  1. Linda, thank you for having me as your guest today.

  2. Interesting reading. Remind me never to anger a mystery writer, it might be fatal!

  3. You got my interest, Caroline! Loved the post about poisons too.

    Brazos Bride sounds like another great story! Wish you many sales!

    1. Thank you. Susan. You write great stories yourself.

  4. Hey Caroline. Very interesting article. :)

    What gets me? There's arsenic in apple juice! Hubby jokes, when we get it, that we need our daily allowance of arsenic. Goodness!

    1. Julianne, thank you for commenting. I believe that arsenic is in the soil in many areas. But I don't want an extra dose. LOL

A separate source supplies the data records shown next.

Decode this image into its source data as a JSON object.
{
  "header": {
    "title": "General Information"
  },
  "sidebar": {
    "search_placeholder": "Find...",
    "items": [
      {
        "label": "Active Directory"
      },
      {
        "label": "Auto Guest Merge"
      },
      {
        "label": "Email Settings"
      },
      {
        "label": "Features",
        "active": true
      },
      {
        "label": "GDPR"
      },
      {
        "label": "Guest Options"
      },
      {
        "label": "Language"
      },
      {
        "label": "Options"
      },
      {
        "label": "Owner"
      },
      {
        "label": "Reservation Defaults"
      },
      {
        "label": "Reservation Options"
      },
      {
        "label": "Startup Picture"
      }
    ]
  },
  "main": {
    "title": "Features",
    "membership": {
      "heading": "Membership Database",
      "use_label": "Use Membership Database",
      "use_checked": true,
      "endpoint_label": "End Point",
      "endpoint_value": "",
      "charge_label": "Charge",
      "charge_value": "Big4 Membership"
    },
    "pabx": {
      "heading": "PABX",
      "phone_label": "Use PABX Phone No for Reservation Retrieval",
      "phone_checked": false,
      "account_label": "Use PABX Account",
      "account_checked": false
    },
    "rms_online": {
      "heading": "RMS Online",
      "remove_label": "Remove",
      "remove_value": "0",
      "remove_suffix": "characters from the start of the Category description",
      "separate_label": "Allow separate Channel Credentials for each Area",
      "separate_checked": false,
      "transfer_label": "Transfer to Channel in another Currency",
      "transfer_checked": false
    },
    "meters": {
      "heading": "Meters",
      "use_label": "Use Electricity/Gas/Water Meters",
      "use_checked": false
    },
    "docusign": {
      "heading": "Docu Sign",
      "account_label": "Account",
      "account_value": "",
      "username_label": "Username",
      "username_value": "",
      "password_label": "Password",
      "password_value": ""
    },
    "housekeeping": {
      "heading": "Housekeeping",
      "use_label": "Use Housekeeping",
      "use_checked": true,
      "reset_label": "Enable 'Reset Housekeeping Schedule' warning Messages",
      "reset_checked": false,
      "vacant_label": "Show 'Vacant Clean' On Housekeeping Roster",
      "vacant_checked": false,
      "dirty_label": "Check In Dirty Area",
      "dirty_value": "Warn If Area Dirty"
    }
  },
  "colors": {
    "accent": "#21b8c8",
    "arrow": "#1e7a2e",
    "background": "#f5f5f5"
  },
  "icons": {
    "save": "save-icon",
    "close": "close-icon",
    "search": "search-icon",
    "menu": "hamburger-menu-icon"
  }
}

  5. Hi Caroline: Thank you for sharing your research with us. And I have to proclaim that I LOVED Brazos Bride and cannot wait to read the next book in the Men of Stone Mountain series! :)

    1. You are so kind to say you loved the book. You helped me enormously as a critique partner and with your encouragement.

  6. Hi Caroline, I enjoyed your research on poisons, and I enjoyed even more reading Brazos Bride during my latest trip. Micah and his brothers are great heroes.

    1. Thank you, Mona. Continued success to you for your fine books.

  7. I'm saving this post for future reference! Thanks so much for sharing you hard work! Brazos Bride is already on my Kindle. I'm hoping for reading time when we go up north for Memorial Day! Best wishes for many, many sales!

    1. Lauri, thank you so much. I have lots of info on poisons if you ever need it. For writing, that is, not for using on someone. LOL

  8. Wow! What an excerpt Caroline! Loved the information on poisons too. I find those sorts of things very interesting too, but I'm lazy and like my research done for me - so thank you for that!

    1. Anyone who writes as many books as you could hardly call herself lazy!

  9. Interesting post. There were always plants and bushes we were warned about as children-polk berries, oleander, foxglove(digitalis). One other thing that arsenic was used for was to make the skin appear translucent. The Hungarian women (like the Gabors) took arsenic in very tiny amounts to give themselves great complexions.
    I have Brazos Bride and really enjoyed it.
    Thanks again, for a great post.

    1. Ruby, I had not known that about the Gabors. Beauty at a great cost, except they each lived a long time, didn't they? Thanks for your comment.

  10. Interesting post about poisons. I, too, am a big fan of Agatha Christie. Another poison that's hard to detect is shellfish poison. Great excerpt, by the way.

    1. Thank you for commenting, Ilona. I think I've read each of Agatha Christie's books and stories, except the last one in which Poirot dies. I just couldn't make myself read that one.

  11. What an interesting and beautiful post, and story. I look forward to reading this one--definitely on my TBR.